### What is needed
Across the entries, count the lines that include "Friz" and report only that number.

### Records for the exercise
★ ★ ★ ★ ★

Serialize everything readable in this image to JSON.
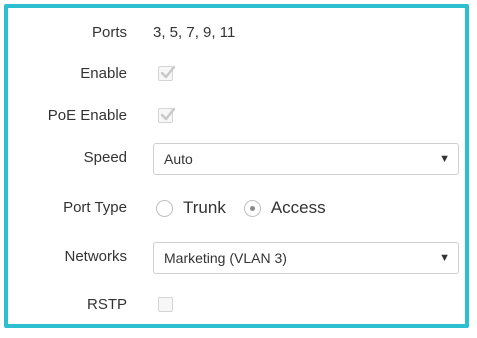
{
  "form": {
    "ports": {
      "label": "Ports",
      "value": "3, 5, 7, 9, 11"
    },
    "enable": {
      "label": "Enable",
      "checked": true,
      "disabled": true
    },
    "poe_enable": {
      "label": "PoE Enable",
      "checked": true,
      "disabled": true
    },
    "speed": {
      "label": "Speed",
      "selected": "Auto"
    },
    "port_type": {
      "label": "Port Type",
      "options": [
        {
          "label": "Trunk",
          "checked": false
        },
        {
          "label": "Access",
          "checked": true
        }
      ]
    },
    "networks": {
      "label": "Networks",
      "selected": "Marketing (VLAN 3)"
    },
    "rstp": {
      "label": "RSTP",
      "checked": false
    }
  },
  "icons": {
    "select_caret": "▼",
    "checkmark": "checkmark-icon"
  },
  "colors": {
    "border_accent": "#2bbfd0",
    "text": "#333333",
    "checkbox_mark": "#c8c8c8"
  }
}
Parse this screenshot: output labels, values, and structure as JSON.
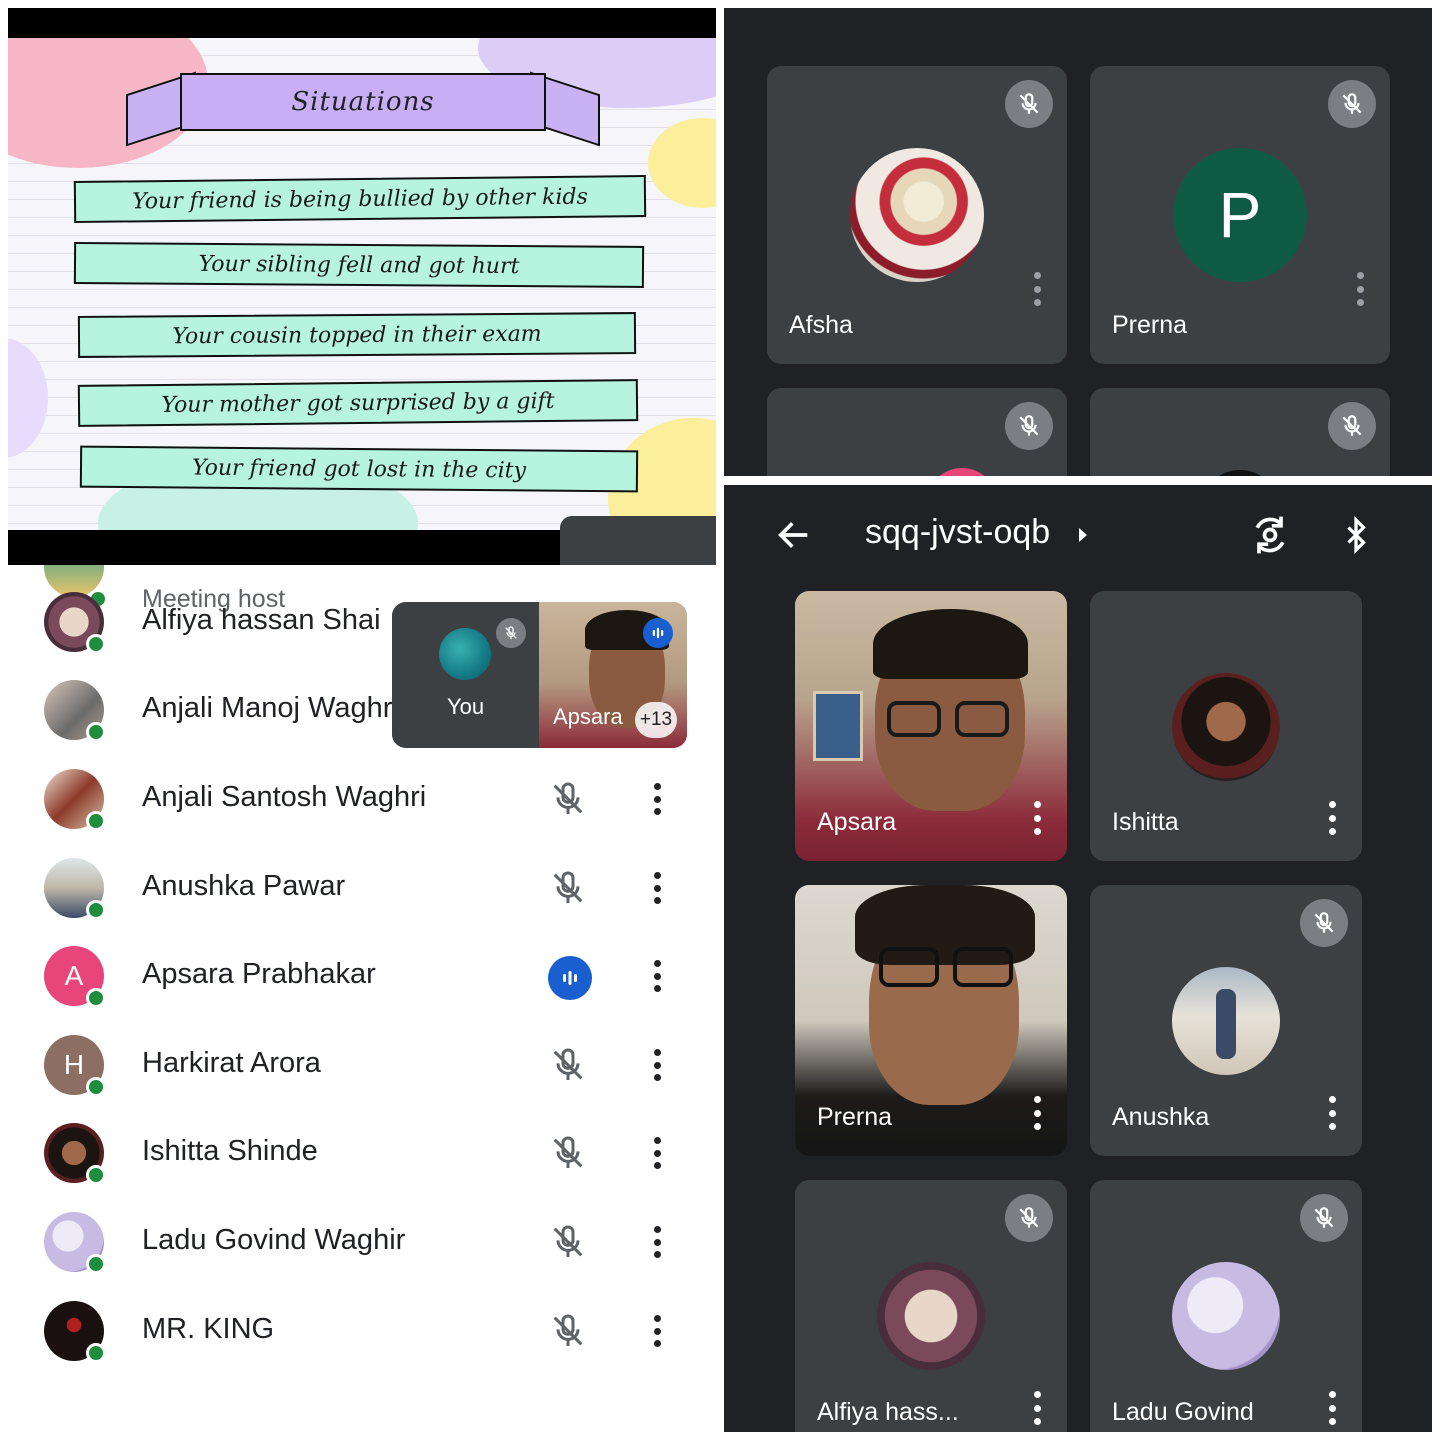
{
  "slide": {
    "title": "Situations",
    "items": [
      "Your friend is being bullied by other kids",
      "Your sibling fell and got hurt",
      "Your cousin topped in their exam",
      "Your mother got surprised by a gift",
      "Your friend got lost in the city"
    ]
  },
  "top_grid": {
    "tiles": [
      {
        "name": "Afsha",
        "muted": true
      },
      {
        "name": "Prerna",
        "initial": "P",
        "muted": true
      }
    ]
  },
  "call_header": {
    "meeting_code": "sqq-jvst-oqb"
  },
  "video_grid": {
    "tiles": [
      {
        "name": "Apsara",
        "muted": false
      },
      {
        "name": "Ishitta",
        "muted": false
      },
      {
        "name": "Prerna",
        "muted": false
      },
      {
        "name": "Anushka",
        "muted": true
      },
      {
        "name": "Alfiya hass...",
        "muted": true
      },
      {
        "name": "Ladu Govind",
        "muted": true
      }
    ]
  },
  "participants": {
    "host_label": "Meeting host",
    "list": [
      {
        "name": "Alfiya hassan Shai",
        "muted": true
      },
      {
        "name": "Anjali Manoj Waghri",
        "muted": true
      },
      {
        "name": "Anjali Santosh Waghri",
        "muted": true
      },
      {
        "name": "Anushka Pawar",
        "muted": true
      },
      {
        "name": "Apsara Prabhakar",
        "initial": "A",
        "speaking": true
      },
      {
        "name": "Harkirat Arora",
        "initial": "H",
        "muted": true
      },
      {
        "name": "Ishitta Shinde",
        "muted": true
      },
      {
        "name": "Ladu Govind Waghir",
        "muted": true
      },
      {
        "name": "MR. KING",
        "muted": true
      }
    ]
  },
  "self_view": {
    "you_label": "You",
    "speaker_name": "Apsara",
    "extra_count": "+13"
  },
  "colors": {
    "dark_bg": "#202124",
    "tile_bg": "#3c4043",
    "online_dot": "#1e8e3e",
    "speaking_blue": "#1a5fd0",
    "avatar_prerna": "#0f5a43",
    "avatar_apsara": "#e8457a",
    "avatar_harkirat": "#8d6e63"
  },
  "icons": [
    "back-arrow-icon",
    "chevron-right-icon",
    "switch-camera-icon",
    "bluetooth-icon",
    "mic-off-icon",
    "more-vert-icon",
    "speaking-icon"
  ]
}
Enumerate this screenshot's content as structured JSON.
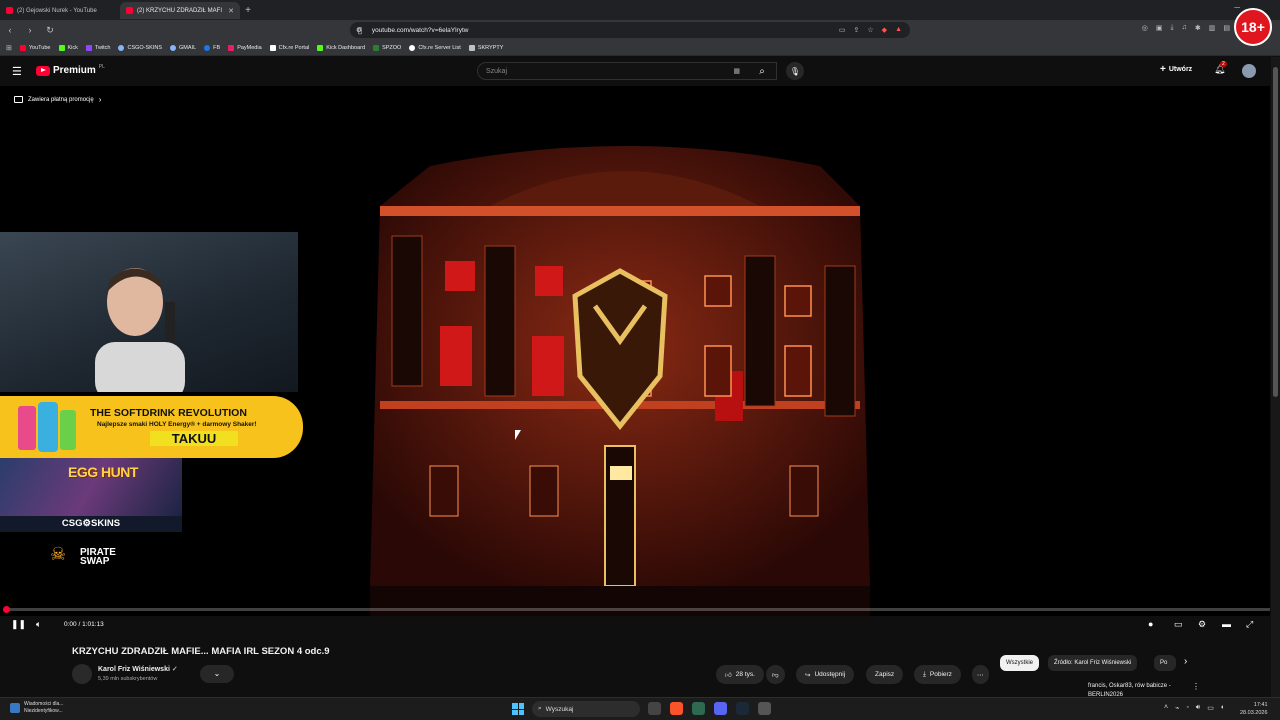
{
  "browser": {
    "tabs": [
      {
        "label": "(2) Gejowski Nurek - YouTube",
        "active": false
      },
      {
        "label": "(2) KRZYCHU ZDRADZIŁ MAFI",
        "active": true
      }
    ],
    "url": "youtube.com/watch?v=6elaYlrytw",
    "bookmarks": [
      {
        "label": "YouTube",
        "color": "#ff0033"
      },
      {
        "label": "Kick",
        "color": "#53fc18"
      },
      {
        "label": "Twitch",
        "color": "#9146ff"
      },
      {
        "label": "CSGO-SKINS",
        "color": "#8ab4f8"
      },
      {
        "label": "GMAIL",
        "color": "#8ab4f8"
      },
      {
        "label": "FB",
        "color": "#1877f2"
      },
      {
        "label": "PayMedia",
        "color": "#e91e63"
      },
      {
        "label": "Cfx.re Portal",
        "color": "#ffffff"
      },
      {
        "label": "Kick Dashboard",
        "color": "#53fc18"
      },
      {
        "label": "SPZOO",
        "color": "#2e7d32"
      },
      {
        "label": "Cfx.re Server List",
        "color": "#ffffff"
      },
      {
        "label": "SKRYPTY",
        "color": "#bdc1c6"
      }
    ],
    "age_badge": "18+"
  },
  "youtube": {
    "logo_text": "Premium",
    "logo_region": "PL",
    "search_placeholder": "Szukaj",
    "create_label": "Utwórz",
    "notification_count": "2"
  },
  "video": {
    "promo_label": "Zawiera płatną promocję",
    "time": "0:00 / 1:01:13",
    "progress": 0.0,
    "overlays": {
      "softdrink_title": "THE SOFTDRINK REVOLUTION",
      "softdrink_sub": "Najlepsze smaki HOLY Energy® + darmowy Shaker!",
      "softdrink_brand": "TAKUU",
      "egghunt_title": "EGG HUNT",
      "csgo_label": "CSG⚙SKINS",
      "pirate_label_1": "PIRATE",
      "pirate_label_2": "SWAP"
    }
  },
  "below": {
    "title": "KRZYCHU ZDRADZIŁ MAFIE... MAFIA IRL SEZON 4 odc.9",
    "channel": "Karol Friz Wiśniewski",
    "subs": "5,39 mln subskrybentów",
    "likes": "28 tys.",
    "share": "Udostępnij",
    "save": "Zapisz",
    "download": "Pobierz",
    "chips": [
      "Wszystkie",
      "Źródło: Karol Friz Wiśniewski",
      "Po"
    ],
    "rec_line1": "francis, Oskar83, rów babicze -",
    "rec_line2": "BERLIN2026"
  },
  "taskbar": {
    "news_line1": "Wiadomości dla...",
    "news_line2": "Niezidentyfikow...",
    "search": "Wyszukaj",
    "time": "17:41",
    "date": "28.03.2026"
  }
}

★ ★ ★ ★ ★

### Expected answer
2